Column: The benefits of hope
Commentary by Lorene Burkhart
When you hear the word expectations, what pops into your mind? It may depend on whether you are a glass half-full or a glass half-empty personality.
In a recent article that I read, the author explored the expect-the-best attitude. She explained that if we go into a meeting or social situation expecting a good, positive result, it’s more likely that we will achieve it. She adds that research shows that the human mind tends to search for evidence to support whatever it already believes. I love that idea!
Anyone who knows me would agree that I’m a very positive person. It’s not that I always expect everything to go my way, but I do expect to gain a positive outcome, even if it’s just a surprising learning experience.

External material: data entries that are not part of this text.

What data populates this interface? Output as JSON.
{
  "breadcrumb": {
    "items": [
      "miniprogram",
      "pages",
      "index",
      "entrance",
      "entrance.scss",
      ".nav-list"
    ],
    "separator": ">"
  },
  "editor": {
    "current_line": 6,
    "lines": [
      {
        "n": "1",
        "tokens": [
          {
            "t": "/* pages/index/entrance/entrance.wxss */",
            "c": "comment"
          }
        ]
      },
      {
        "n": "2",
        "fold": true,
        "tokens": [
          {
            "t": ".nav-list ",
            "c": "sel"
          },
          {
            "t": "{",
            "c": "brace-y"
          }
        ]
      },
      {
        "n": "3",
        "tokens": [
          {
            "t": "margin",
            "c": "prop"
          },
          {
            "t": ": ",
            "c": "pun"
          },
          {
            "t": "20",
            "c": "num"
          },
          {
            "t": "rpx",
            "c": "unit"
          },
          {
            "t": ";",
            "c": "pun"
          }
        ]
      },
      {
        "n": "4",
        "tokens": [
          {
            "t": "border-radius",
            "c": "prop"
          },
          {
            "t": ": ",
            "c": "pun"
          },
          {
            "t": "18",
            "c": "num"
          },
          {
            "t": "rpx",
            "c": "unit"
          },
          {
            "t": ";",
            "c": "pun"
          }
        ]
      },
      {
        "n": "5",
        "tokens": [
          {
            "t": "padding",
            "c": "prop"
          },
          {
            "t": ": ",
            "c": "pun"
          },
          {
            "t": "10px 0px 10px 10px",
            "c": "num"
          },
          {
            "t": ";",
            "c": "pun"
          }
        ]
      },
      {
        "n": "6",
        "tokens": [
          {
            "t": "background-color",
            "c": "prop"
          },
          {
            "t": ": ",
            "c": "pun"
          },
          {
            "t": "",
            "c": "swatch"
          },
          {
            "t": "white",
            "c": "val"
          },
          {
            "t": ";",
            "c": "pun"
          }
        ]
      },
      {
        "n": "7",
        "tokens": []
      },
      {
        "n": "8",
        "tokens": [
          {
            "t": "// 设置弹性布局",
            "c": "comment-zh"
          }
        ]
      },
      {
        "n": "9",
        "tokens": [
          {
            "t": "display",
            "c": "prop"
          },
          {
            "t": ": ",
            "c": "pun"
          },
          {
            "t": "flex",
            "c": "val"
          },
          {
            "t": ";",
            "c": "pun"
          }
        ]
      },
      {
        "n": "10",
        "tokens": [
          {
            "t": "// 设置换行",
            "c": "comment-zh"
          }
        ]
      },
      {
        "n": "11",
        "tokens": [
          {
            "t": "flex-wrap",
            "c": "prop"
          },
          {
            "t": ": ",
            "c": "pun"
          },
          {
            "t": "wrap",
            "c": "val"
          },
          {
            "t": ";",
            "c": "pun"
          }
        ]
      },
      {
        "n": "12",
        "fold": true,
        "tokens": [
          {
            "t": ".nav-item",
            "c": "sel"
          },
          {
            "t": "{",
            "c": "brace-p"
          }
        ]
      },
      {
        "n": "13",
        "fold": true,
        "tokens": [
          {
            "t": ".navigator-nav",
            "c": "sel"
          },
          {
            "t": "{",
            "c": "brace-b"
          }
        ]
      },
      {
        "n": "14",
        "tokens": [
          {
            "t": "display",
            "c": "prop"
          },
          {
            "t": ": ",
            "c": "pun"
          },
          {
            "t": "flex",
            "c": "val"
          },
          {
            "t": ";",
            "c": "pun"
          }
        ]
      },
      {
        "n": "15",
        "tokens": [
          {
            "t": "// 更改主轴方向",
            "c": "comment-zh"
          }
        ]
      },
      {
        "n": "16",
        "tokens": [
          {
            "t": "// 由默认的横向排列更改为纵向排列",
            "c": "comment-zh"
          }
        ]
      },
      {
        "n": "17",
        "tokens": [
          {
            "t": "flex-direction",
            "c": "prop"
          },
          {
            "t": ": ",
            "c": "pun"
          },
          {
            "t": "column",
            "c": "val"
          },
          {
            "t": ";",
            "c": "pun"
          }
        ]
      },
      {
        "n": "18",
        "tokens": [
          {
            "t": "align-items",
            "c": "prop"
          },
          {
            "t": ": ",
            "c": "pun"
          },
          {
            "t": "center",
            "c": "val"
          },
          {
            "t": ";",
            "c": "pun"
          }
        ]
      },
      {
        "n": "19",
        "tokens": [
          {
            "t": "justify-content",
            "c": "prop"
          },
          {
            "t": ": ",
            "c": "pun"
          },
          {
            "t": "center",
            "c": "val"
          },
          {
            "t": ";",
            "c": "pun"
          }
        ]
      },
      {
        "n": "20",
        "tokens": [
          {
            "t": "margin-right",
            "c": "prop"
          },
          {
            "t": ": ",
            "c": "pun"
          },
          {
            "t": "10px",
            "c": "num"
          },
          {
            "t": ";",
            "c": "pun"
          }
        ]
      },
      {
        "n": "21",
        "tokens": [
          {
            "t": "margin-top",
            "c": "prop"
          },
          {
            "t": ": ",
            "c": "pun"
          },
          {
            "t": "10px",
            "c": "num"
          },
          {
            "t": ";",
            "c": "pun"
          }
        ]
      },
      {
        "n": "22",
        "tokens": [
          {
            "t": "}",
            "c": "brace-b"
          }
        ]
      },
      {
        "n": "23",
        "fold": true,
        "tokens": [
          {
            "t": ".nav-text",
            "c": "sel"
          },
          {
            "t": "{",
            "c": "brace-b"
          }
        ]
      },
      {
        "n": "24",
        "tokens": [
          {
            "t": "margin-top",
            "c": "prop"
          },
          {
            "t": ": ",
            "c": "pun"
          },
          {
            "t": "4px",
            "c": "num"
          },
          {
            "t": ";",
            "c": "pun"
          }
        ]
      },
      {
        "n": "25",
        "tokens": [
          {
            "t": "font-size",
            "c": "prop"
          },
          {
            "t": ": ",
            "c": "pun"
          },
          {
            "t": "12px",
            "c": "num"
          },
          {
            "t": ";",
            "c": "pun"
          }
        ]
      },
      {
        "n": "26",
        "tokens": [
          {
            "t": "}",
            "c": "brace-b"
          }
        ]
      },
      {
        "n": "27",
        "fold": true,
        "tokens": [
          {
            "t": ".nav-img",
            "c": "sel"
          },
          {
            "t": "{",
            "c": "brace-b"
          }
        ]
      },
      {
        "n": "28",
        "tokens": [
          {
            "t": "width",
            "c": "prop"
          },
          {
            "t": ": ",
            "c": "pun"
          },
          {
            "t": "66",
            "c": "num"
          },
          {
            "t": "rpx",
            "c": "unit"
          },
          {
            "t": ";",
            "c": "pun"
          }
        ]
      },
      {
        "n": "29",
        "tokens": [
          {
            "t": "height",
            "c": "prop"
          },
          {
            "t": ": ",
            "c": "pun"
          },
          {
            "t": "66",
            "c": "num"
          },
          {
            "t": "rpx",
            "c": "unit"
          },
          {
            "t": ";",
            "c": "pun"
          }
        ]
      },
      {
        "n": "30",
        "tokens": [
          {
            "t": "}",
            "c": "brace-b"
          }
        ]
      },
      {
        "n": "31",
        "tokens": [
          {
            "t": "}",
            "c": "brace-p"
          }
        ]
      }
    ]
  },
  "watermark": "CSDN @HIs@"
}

It seems to me that the word hope should be a part of this discussion, too. Living in a retirement community provides an opportunity to observe how hope works when hopelessness could be a dominant feeling. I’m thinking of a resident who is an inspiration to everyone he encounters as he faces his final days on this earth. He has no family but has handled all of his dying details with a calmness that is reassuring to everyone around him. He expects peacefulness as he declines, because he has provided for it.
That’s the message, folks. When we do our part for positive expectations, we’ll probably enjoy the rewards. Sometimes our search has been right in front of us. We just need to reassure ourselves that it’s there.